Fill In: Well, the instructions are really specific.  Let me read them to you.

Me: Ok

Fill In: Ok. (reads from label) “Take 4 tablets once a week”

Me: Right

Fill In: Well, that’s pretty much it.  Have a good day.

Me: Stands in stunned silence

I have gotten better medication counseling for refill scripts.  I have gotten better medication counseling for pretty much every other medication I have ever taken.  And this drug is not exactly a light weight.  We aren’t talking about a vitamin here, or extra strength tylenol.

MTX is a chemo drug given in low doses for RA.  The product info sheet was written in teeny tiny font in order to fit all the info on there (one piece of info included that patients should wear id bracelets- I wonder if this is true).

I am so angry at this pharmacist.  Sure, I know about this medication.  Obviously, I know more than he does.  I know to call the doctor if m side effects are too bad (and they very well may be); I know to call the doctor if I get an infection because I can’t have one while on MTX; I know I have to go in for regular labs to monitor my liver function while I take this med.  These are things pharmacist should be telling patients.  It is his job not to just hand out pills, but to make sure they are taken properly.  Had I not done my research and been as knowledgeable as I am, I would think the only important info is that I take four pills once a week.  I feel so bad for all the people who go into pick up meds without doing their own research- how many people has he screwed over with this kind of approach?

That is unacceptable.
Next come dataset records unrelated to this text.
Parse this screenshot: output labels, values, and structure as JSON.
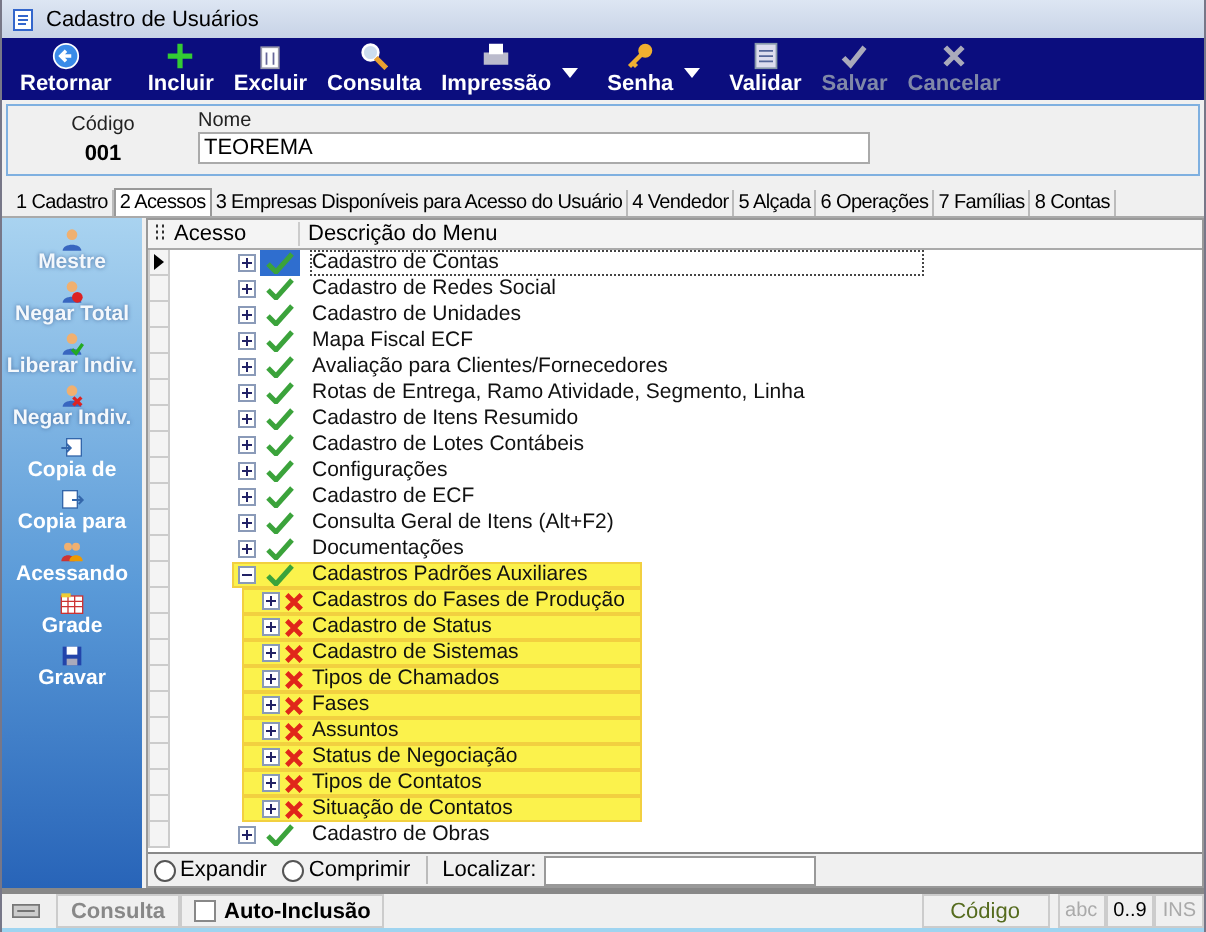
{
  "window": {
    "title": "Cadastro de Usuários"
  },
  "toolbar": [
    {
      "label": "Retornar",
      "kind": "back",
      "disabled": false,
      "dropdown": false
    },
    {
      "label": "Incluir",
      "kind": "add",
      "disabled": false,
      "dropdown": false
    },
    {
      "label": "Excluir",
      "kind": "trash",
      "disabled": false,
      "dropdown": false
    },
    {
      "label": "Consulta",
      "kind": "search",
      "disabled": false,
      "dropdown": false
    },
    {
      "label": "Impressão",
      "kind": "print",
      "disabled": false,
      "dropdown": true
    },
    {
      "label": "Senha",
      "kind": "key",
      "disabled": false,
      "dropdown": true
    },
    {
      "label": "Validar",
      "kind": "sheet",
      "disabled": false,
      "dropdown": false
    },
    {
      "label": "Salvar",
      "kind": "check",
      "disabled": true,
      "dropdown": false
    },
    {
      "label": "Cancelar",
      "kind": "cross",
      "disabled": true,
      "dropdown": false
    }
  ],
  "form": {
    "code_label": "Código",
    "code": "001",
    "name_label": "Nome",
    "name": "TEOREMA"
  },
  "tabs": [
    {
      "label": "1 Cadastro",
      "selected": false
    },
    {
      "label": "2 Acessos",
      "selected": true
    },
    {
      "label": "3 Empresas Disponíveis para Acesso do Usuário",
      "selected": false
    },
    {
      "label": "4 Vendedor",
      "selected": false
    },
    {
      "label": "5 Alçada",
      "selected": false
    },
    {
      "label": "6 Operações",
      "selected": false
    },
    {
      "label": "7 Famílias",
      "selected": false
    },
    {
      "label": "8 Contas",
      "selected": false
    }
  ],
  "sidebar": [
    {
      "label": "Mestre",
      "kind": "person",
      "disabled": true
    },
    {
      "label": "Negar Total",
      "kind": "person-block",
      "disabled": true
    },
    {
      "label": "Liberar Indiv.",
      "kind": "person-check",
      "disabled": true
    },
    {
      "label": "Negar Indiv.",
      "kind": "person-cross",
      "disabled": true
    },
    {
      "label": "Copia de",
      "kind": "copy-in",
      "disabled": false
    },
    {
      "label": "Copia para",
      "kind": "copy-out",
      "disabled": false
    },
    {
      "label": "Acessando",
      "kind": "people",
      "disabled": false
    },
    {
      "label": "Grade",
      "kind": "grid",
      "disabled": false
    },
    {
      "label": "Gravar",
      "kind": "floppy",
      "disabled": false
    }
  ],
  "grid": {
    "columns": [
      "Acesso",
      "Descrição do Menu"
    ],
    "rows": [
      {
        "label": "Cadastro de Contas",
        "granted": true,
        "expanded": false,
        "selected": true,
        "highlighted": false
      },
      {
        "label": "Cadastro de Redes Social",
        "granted": true,
        "expanded": false,
        "selected": false,
        "highlighted": false
      },
      {
        "label": "Cadastro de Unidades",
        "granted": true,
        "expanded": false,
        "selected": false,
        "highlighted": false
      },
      {
        "label": "Mapa Fiscal ECF",
        "granted": true,
        "expanded": false,
        "selected": false,
        "highlighted": false
      },
      {
        "label": "Avaliação para Clientes/Fornecedores",
        "granted": true,
        "expanded": false,
        "selected": false,
        "highlighted": false
      },
      {
        "label": "Rotas de Entrega, Ramo Atividade, Segmento, Linha",
        "granted": true,
        "expanded": false,
        "selected": false,
        "highlighted": false
      },
      {
        "label": "Cadastro de Itens Resumido",
        "granted": true,
        "expanded": false,
        "selected": false,
        "highlighted": false
      },
      {
        "label": "Cadastro de Lotes Contábeis",
        "granted": true,
        "expanded": false,
        "selected": false,
        "highlighted": false
      },
      {
        "label": "Configurações",
        "granted": true,
        "expanded": false,
        "selected": false,
        "highlighted": false
      },
      {
        "label": "Cadastro de ECF",
        "granted": true,
        "expanded": false,
        "selected": false,
        "highlighted": false
      },
      {
        "label": "Consulta Geral de Itens (Alt+F2)",
        "granted": true,
        "expanded": false,
        "selected": false,
        "highlighted": false
      },
      {
        "label": "Documentações",
        "granted": true,
        "expanded": false,
        "selected": false,
        "highlighted": false
      },
      {
        "label": "Cadastros Padrões Auxiliares",
        "granted": true,
        "expanded": true,
        "selected": false,
        "highlighted": true,
        "children": [
          {
            "label": "Cadastros do Fases de Produção",
            "granted": false,
            "expanded": false,
            "selected": false,
            "highlighted": true
          },
          {
            "label": "Cadastro de Status",
            "granted": false,
            "expanded": false,
            "selected": false,
            "highlighted": true
          },
          {
            "label": "Cadastro de Sistemas",
            "granted": false,
            "expanded": false,
            "selected": false,
            "highlighted": true
          },
          {
            "label": "Tipos de Chamados",
            "granted": false,
            "expanded": false,
            "selected": false,
            "highlighted": true
          },
          {
            "label": "Fases",
            "granted": false,
            "expanded": false,
            "selected": false,
            "highlighted": true
          },
          {
            "label": "Assuntos",
            "granted": false,
            "expanded": false,
            "selected": false,
            "highlighted": true
          },
          {
            "label": "Status de Negociação",
            "granted": false,
            "expanded": false,
            "selected": false,
            "highlighted": true
          },
          {
            "label": "Tipos de Contatos",
            "granted": false,
            "expanded": false,
            "selected": false,
            "highlighted": true
          },
          {
            "label": "Situação de Contatos",
            "granted": false,
            "expanded": false,
            "selected": false,
            "highlighted": true
          }
        ]
      },
      {
        "label": "Cadastro de Obras",
        "granted": true,
        "expanded": false,
        "selected": false,
        "highlighted": false
      }
    ]
  },
  "tree_options": [
    {
      "label": "Expandir",
      "selected": false
    },
    {
      "label": "Comprimir",
      "selected": false
    }
  ],
  "search": {
    "label": "Localizar:"
  },
  "status_bar": {
    "mode": "Consulta",
    "auto_label": "Auto-Inclusão",
    "auto_checked": false,
    "field": "Código",
    "indicators": [
      {
        "label": "abc",
        "on": false
      },
      {
        "label": "0..9",
        "on": true
      },
      {
        "label": "INS",
        "on": false
      }
    ]
  }
}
Needless to say, I will be lodging a complaint when my normal pharmacist returns.

And on a side note: I start MTX tonight.  Pretty freaked out, to be honest. But, we’ll see…